[Website and app data records]
= = = = = = =
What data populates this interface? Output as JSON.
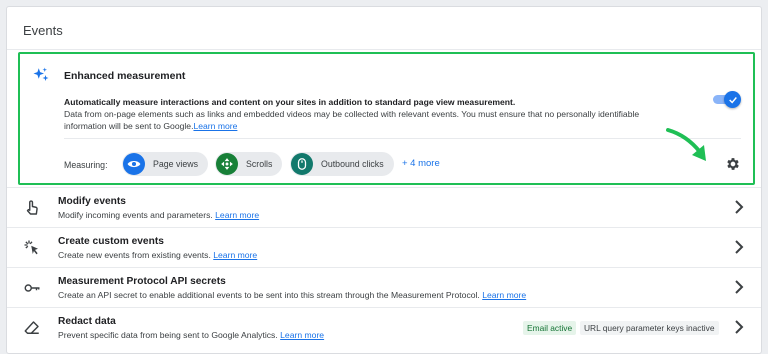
{
  "section": {
    "title": "Events"
  },
  "enhanced": {
    "title": "Enhanced measurement",
    "desc_bold": "Automatically measure interactions and content on your sites in addition to standard page view measurement.",
    "desc_rest": "Data from on-page elements such as links and embedded videos may be collected with relevant events. You must ensure that no personally identifiable information will be sent to Google.",
    "learn_more": "Learn more",
    "toggle_on": true,
    "measuring_label": "Measuring:",
    "chips": [
      "Page views",
      "Scrolls",
      "Outbound clicks"
    ],
    "more": "+ 4 more",
    "colors": {
      "highlight": "#1fbf55",
      "page_views": "#1a73e8",
      "scrolls": "#188038",
      "outbound": "#12796c"
    }
  },
  "rows": [
    {
      "title": "Modify events",
      "desc": "Modify incoming events and parameters.",
      "link": "Learn more",
      "icon": "touch-icon"
    },
    {
      "title": "Create custom events",
      "desc": "Create new events from existing events.",
      "link": "Learn more",
      "icon": "sparkle-click-icon"
    },
    {
      "title": "Measurement Protocol API secrets",
      "desc": "Create an API secret to enable additional events to be sent into this stream through the Measurement Protocol.",
      "link": "Learn more",
      "icon": "key-icon"
    },
    {
      "title": "Redact data",
      "desc": "Prevent specific data from being sent to Google Analytics.",
      "link": "Learn more",
      "icon": "eraser-icon",
      "badges": [
        "Email active",
        "URL query parameter keys inactive"
      ]
    }
  ]
}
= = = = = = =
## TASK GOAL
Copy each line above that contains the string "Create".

## EXERCISE ANSWER
      "title": "Create custom events",
      "desc": "Create new events from existing events.",
      "desc": "Create an API secret to enable additional events to be sent into this stream through the Measurement Protocol.",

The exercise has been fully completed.